EXERCISE INPUTS:
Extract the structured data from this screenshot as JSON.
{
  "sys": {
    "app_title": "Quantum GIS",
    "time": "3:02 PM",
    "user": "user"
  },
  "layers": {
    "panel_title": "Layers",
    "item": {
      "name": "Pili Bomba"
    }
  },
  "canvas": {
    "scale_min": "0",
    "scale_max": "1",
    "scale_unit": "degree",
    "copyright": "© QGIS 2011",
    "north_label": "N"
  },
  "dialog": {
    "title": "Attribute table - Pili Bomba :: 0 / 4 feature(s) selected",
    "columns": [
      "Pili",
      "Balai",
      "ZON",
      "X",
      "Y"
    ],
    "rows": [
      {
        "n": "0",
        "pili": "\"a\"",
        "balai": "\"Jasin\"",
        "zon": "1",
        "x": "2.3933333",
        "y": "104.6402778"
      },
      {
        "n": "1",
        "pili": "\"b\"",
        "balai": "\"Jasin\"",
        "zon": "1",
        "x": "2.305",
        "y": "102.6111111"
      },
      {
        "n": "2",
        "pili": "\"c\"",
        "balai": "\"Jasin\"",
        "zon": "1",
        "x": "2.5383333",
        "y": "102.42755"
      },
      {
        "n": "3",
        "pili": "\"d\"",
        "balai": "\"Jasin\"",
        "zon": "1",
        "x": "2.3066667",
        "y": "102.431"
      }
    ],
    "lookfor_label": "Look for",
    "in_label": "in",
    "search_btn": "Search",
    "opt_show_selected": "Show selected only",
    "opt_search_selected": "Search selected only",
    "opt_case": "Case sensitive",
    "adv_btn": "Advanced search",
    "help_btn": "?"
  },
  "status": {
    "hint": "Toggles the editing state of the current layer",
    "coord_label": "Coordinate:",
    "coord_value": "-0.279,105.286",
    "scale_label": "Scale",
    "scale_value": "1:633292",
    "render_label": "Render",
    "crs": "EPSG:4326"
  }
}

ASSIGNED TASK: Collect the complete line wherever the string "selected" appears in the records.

OUTPUT OF THE TASK:
    "title": "Attribute table - Pili Bomba :: 0 / 4 feature(s) selected",
    "opt_show_selected": "Show selected only",
    "opt_search_selected": "Search selected only",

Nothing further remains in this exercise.